High levels of athletic performance are frequently attributed to mental states. Evidence for this attribution comes mainly from phenomenological reports of athletes. However, research with elite performers using electrophysiological measures has tracked changes in nervous system activity in real time during performance, which may further understanding of such states. Specific patterns of psychophysiological activity from the cerebral cortex, in the form of event-related slow potentials (SPs), as well as spectral content measured by electroencephalography (EEG), occur in the few seconds of performance (preshot) preparation. We discuss these data. We suggest that the logical structure of research with athletes differs from other psychophysiological research. We emphasize the theoretical mind-body issues and the logical structure of these investigations to suggest directions for future research.
Timo B. van den Bogaard, Jabik-Jan Bastiaans, and Mathijs J. Hofmijster
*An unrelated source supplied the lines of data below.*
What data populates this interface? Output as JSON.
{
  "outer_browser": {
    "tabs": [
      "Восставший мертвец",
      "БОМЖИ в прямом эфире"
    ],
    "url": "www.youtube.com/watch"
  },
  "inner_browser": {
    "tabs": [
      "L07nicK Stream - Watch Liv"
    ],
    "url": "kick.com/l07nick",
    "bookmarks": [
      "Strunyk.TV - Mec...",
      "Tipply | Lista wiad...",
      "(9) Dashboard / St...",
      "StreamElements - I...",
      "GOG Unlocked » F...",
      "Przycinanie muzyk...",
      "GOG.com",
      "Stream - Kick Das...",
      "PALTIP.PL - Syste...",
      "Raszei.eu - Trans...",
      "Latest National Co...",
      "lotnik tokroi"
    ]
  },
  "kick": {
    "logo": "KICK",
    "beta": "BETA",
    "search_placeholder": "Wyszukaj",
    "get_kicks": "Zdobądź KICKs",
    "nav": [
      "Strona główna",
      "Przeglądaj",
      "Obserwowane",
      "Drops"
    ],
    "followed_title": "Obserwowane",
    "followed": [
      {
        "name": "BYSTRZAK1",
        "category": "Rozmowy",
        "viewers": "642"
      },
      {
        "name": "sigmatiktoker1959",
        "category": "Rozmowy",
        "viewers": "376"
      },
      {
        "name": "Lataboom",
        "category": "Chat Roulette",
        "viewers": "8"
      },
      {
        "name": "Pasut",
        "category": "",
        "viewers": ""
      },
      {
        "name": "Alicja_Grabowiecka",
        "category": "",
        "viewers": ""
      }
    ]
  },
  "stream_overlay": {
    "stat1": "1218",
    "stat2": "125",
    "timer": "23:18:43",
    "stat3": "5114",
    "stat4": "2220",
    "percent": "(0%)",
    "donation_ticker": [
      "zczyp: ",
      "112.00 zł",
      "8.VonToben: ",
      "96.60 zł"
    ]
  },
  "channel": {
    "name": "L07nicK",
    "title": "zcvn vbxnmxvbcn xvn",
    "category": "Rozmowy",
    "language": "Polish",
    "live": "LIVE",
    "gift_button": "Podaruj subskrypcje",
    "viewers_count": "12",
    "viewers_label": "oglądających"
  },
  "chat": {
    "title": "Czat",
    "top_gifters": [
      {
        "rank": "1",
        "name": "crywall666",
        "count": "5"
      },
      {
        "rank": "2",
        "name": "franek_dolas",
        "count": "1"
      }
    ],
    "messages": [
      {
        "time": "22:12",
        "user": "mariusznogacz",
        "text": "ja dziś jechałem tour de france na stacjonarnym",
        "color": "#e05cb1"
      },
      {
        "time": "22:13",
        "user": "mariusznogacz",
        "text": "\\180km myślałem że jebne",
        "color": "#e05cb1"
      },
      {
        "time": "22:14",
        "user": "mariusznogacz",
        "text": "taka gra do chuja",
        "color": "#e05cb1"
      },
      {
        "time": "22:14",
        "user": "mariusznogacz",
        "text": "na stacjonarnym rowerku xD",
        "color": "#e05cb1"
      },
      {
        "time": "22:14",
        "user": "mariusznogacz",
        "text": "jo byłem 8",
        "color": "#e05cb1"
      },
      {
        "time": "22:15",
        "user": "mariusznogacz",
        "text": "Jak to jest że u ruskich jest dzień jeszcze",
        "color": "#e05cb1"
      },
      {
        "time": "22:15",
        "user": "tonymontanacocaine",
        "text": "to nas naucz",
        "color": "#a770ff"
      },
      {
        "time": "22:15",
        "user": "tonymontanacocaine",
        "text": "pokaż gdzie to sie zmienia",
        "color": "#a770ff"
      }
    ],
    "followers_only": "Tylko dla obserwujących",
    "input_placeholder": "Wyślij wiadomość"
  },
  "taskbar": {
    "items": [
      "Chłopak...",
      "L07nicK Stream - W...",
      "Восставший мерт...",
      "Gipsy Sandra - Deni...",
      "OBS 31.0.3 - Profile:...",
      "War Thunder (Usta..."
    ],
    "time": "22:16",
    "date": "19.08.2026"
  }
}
Purpose: To investigate how resistance training (RT) in a regular training program affects neuromuscular fatigue (NMF) and gross efficiency (EGROSS) in elite rowers. Methods: Twenty-six elite male rowers performed 4 RT sessions within 10 days. At baseline and after the first and fourth RT, EGROSS and NMF were established. From breathing gas, EGROSS was determined during submaximal rowing tests. Using a countermovement jump test, NMF was assessed by jump height, flight time, flight-to-contraction-time ratio, peak power, and time to peak power. Muscle soreness was assessed using a 10-cm-long visual analog scale. Results: No significant differences were found for EGROSS (P = .565, ω 2 = .032). Muscle soreness (P = .00, ω 2 = .500) and time to peak power (P = .08, ω2 = 0.238) were higher compared with baseline at all test moments. Flight-to-contraction-time ratio, jump height, and peak power after the fourth RT differed from baseline (P < .05, ω 2 = .36, ω 2 = .38, and ω 2 = .31) and from results obtained after the first RT (P < .05, ω 2 = .36, ω 2 = .47, and ω 2 = .22). Conclusions: RT in general does not influence EGROSS, but large individual differences (4.1%–14.8%) were observed. NMF is affected by RT, particularly after multiple sessions. During periods of intensified RT, imposed external load for low-intensity endurance training need not be altered, but rowers are recommended to abstain from intensive endurance training. Individual monitoring is strongly recommended.
Véronique Richard, Wayne Halliwell, and Gershon Tenenbaum
The study examined the effect of an improvisation intervention on figure skating performance, self-esteem, creativity, and mindfulness skills. Nine elite figure skaters participated in a 10-session program based on Cirque du Soleil artistic principles. A mixed methodology using questionnaires, competition scores, and interviews was used to test the program effects on these variables. Descriptive statistics revealed small but imperative increases in competition performance, perceived artistic performance, self-esteem, creativity, and mindfulness. Significant (p < .05) effect of time was revealed only for creativity and artistic performance variables. Qualitative data supported these results. Skaters described verbally that movements were performed more freely, attention was better focused on performance, and they overcame shyness. Quantitative and qualitative data are discussed interactively in relation to performance enhancement and personal growth.